Dataset rows describing interfaces
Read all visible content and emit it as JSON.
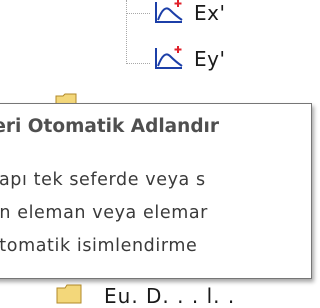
{
  "tree": {
    "items": [
      {
        "label": "Ex'",
        "icon": "curve-plus-icon"
      },
      {
        "label": "Ey'",
        "icon": "curve-plus-icon"
      }
    ],
    "bottom_item_label": "Eu. D. . . l. ."
  },
  "tooltip": {
    "title": "leri Otomatik Adlandır",
    "lines": [
      "yapı tek seferde veya s",
      "en eleman veya elemar",
      "otomatik isimlendirme"
    ]
  },
  "colors": {
    "icon_blue": "#1c3fa8",
    "icon_red": "#e0202a",
    "tooltip_border": "#767676"
  }
}
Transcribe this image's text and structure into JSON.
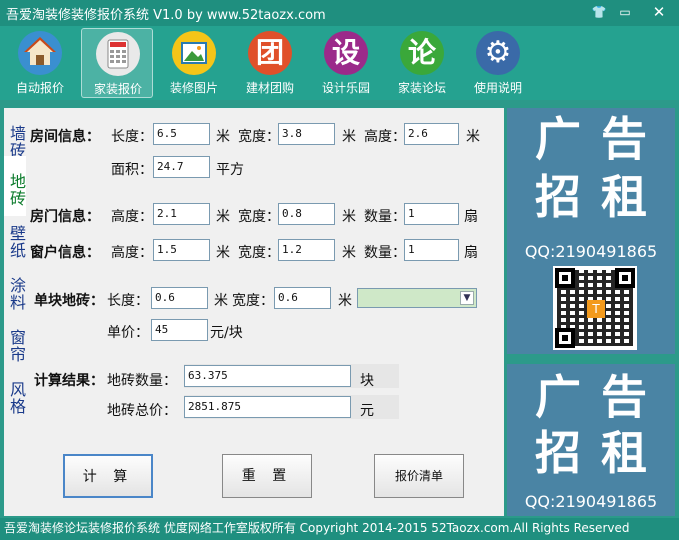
{
  "window": {
    "title": "吾爱淘装修装修报价系统 V1.0   by www.52taozx.com"
  },
  "toolbar": [
    {
      "label": "自动报价",
      "icon": "house-icon",
      "glyph": "",
      "color": "#3a8fd0"
    },
    {
      "label": "家装报价",
      "icon": "calculator-icon",
      "glyph": "",
      "color": "#e9e9e9"
    },
    {
      "label": "装修图片",
      "icon": "picture-icon",
      "glyph": "",
      "color": "#f5c518"
    },
    {
      "label": "建材团购",
      "icon": "tuan-icon",
      "glyph": "团",
      "color": "#e0502a"
    },
    {
      "label": "设计乐园",
      "icon": "she-icon",
      "glyph": "设",
      "color": "#9b2a8a"
    },
    {
      "label": "家装论坛",
      "icon": "lun-icon",
      "glyph": "论",
      "color": "#3aa83a"
    },
    {
      "label": "使用说明",
      "icon": "gear-icon",
      "glyph": "⚙",
      "color": "#3a6aa8"
    }
  ],
  "side_tabs": [
    "墙砖",
    "地砖",
    "壁纸",
    "涂料",
    "窗帘",
    "风格"
  ],
  "room": {
    "label": "房间信息：",
    "length_label": "长度：",
    "length": "6.5",
    "unit1": "米",
    "width_label": "宽度：",
    "width": "3.8",
    "unit2": "米",
    "height_label": "高度：",
    "height": "2.6",
    "unit3": "米",
    "area_label": "面积：",
    "area": "24.7",
    "area_unit": "平方"
  },
  "door": {
    "label": "房门信息：",
    "height_label": "高度：",
    "height": "2.1",
    "unit1": "米",
    "width_label": "宽度：",
    "width": "0.8",
    "unit2": "米",
    "count_label": "数量：",
    "count": "1",
    "count_unit": "扇"
  },
  "window_info": {
    "label": "窗户信息：",
    "height_label": "高度：",
    "height": "1.5",
    "unit1": "米",
    "width_label": "宽度：",
    "width": "1.2",
    "unit2": "米",
    "count_label": "数量：",
    "count": "1",
    "count_unit": "扇"
  },
  "tile": {
    "label": "单块地砖：",
    "length_label": "长度：",
    "length": "0.6",
    "unit1": "米",
    "width_label": "宽度：",
    "width": "0.6",
    "unit2": "米",
    "price_label": "单价：",
    "price": "45",
    "price_unit": "元/块"
  },
  "result": {
    "label": "计算结果：",
    "count_label": "地砖数量：",
    "count": "63.375",
    "count_unit": "块",
    "total_label": "地砖总价：",
    "total": "2851.875",
    "total_unit": "元"
  },
  "buttons": {
    "calc": "计 算",
    "reset": "重 置",
    "quote": "报价清单"
  },
  "ad": {
    "line1": "广告",
    "line2": "招租",
    "qq": "QQ:2190491865"
  },
  "status": "吾爱淘装修论坛装修报价系统    优度网络工作室版权所有  Copyright  2014-2015 52Taozx.com.All Rights Reserved"
}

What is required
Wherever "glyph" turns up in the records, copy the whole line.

Output for this task
      "glyph": "",
      "glyph": "",
      "glyph": "",
      "glyph": "团",
      "glyph": "设",
      "glyph": "论",
      "glyph": "⚙",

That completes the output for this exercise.